Tuesday, June 3, 2014
Hands on and steering as necessary
The Rolls Royce I remember from childhood was of this era, but not pristine like this superb example!
“And when you pray, do not keep on babbling like pagans, for they think they will be heard because of their many words. Do not be like them, for your Father knows what you need before you ask Him.
“This, then, is how you should pray:
“Our Father in heaven, hallowed be your name, your kingdom come, Your will be done on earth as it is in heaven.
“Give us today our daily bread.
“Forgive us our debts, as we also have forgiven our debtors.
“And lead us not into temptation, but deliver us from the evil one.”
WE LEARNED from Sekhar and Chandra Godi, reflected in yesterday’s post about AgapeAlive in India, that for them:
(1) Prayer drives (or doesn’t drive) everything, so to start off with an hour of prayer is a good minimum. When the day gets busy, it won’t happen in the same way, so early is good.
(2) Come from a place of fellowship with the Father. This fellowship will put us in the light and expose things in us which need to be put right – so repentance prayer follows.
(3) Only then are we in a good place to bring other people and situations before God.
This puts a little bit of structure on our prayer time. That’s very helpful if we are praying on our own. Bear in mind there is an expectation in the context of what they shared, of a sustained time of prayer and rhythm of prayer.

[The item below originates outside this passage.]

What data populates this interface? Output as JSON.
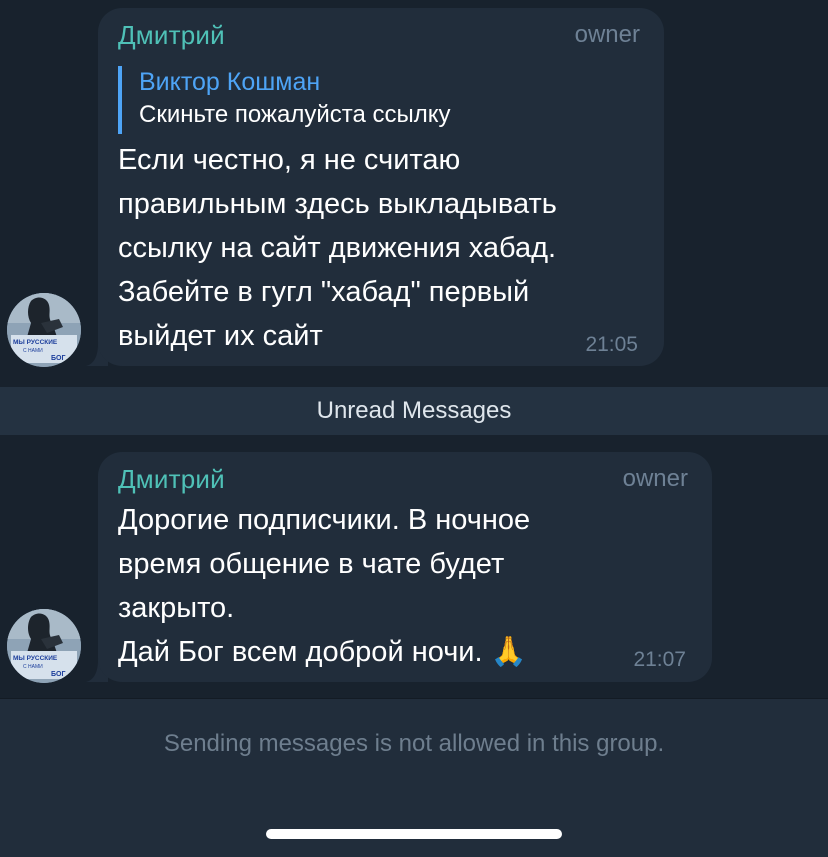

When I was a child my Father’s pride and joy was a 1920s open top Rolls Royce which was an entirely impractical, but fun vehicle. He said it would do four miles to the gallon, or five on a run… It was a big, heavy car and very stable, and for a bit of excitement for us children he would sometimes drive without his hands on the steering wheel to see how long the car would hold its line.
Praying without any structure is a bit like driving without your hands on the wheel. We are supposed to steer it, and the Holy Spirit has the map and gives directions, and sometimes reminds us of what He has already shown us.
There is a line of thinking that it is somehow more spiritual to do the ‘hands off’ thing. It isn’t. We simply set ourselves up for being pulled off track, which can happen very easily. So let’s not fall into the trap of becoming ‘superspiritual’ i.e. don’t try too hard to be spiritual and end up in the undergrowth. We have nothing to prove.
When we pray with others – the prayer meeting, or corporate prayer as it is sometimes called – a light structure or outline is helpful to keep everyone on the same track. I have been in meetings which have been dominated by individuals who were grandstanding – imposing, spiritual-sounding prayers that spell out many of the doctrines of the Bible and don’t reach higher than the ceiling. There’s a place for bold prayer and there’s a place for returning God’s word to Him, but the moment it begins to draw attention to ourselves, it becomes a scheme of the enemy rather than the leading of the Holy Spirit. Scripture warns against the practice of ‘many words’ and the show of lengthy, impressive prayers (Luke 20:46-47). God stands against the proud, and perhaps especially the spiritually proud. Which is more powerful, to pray your own eloquent prayer, or to agree with the prayer of another? The promise of Scripture is grace to the humble.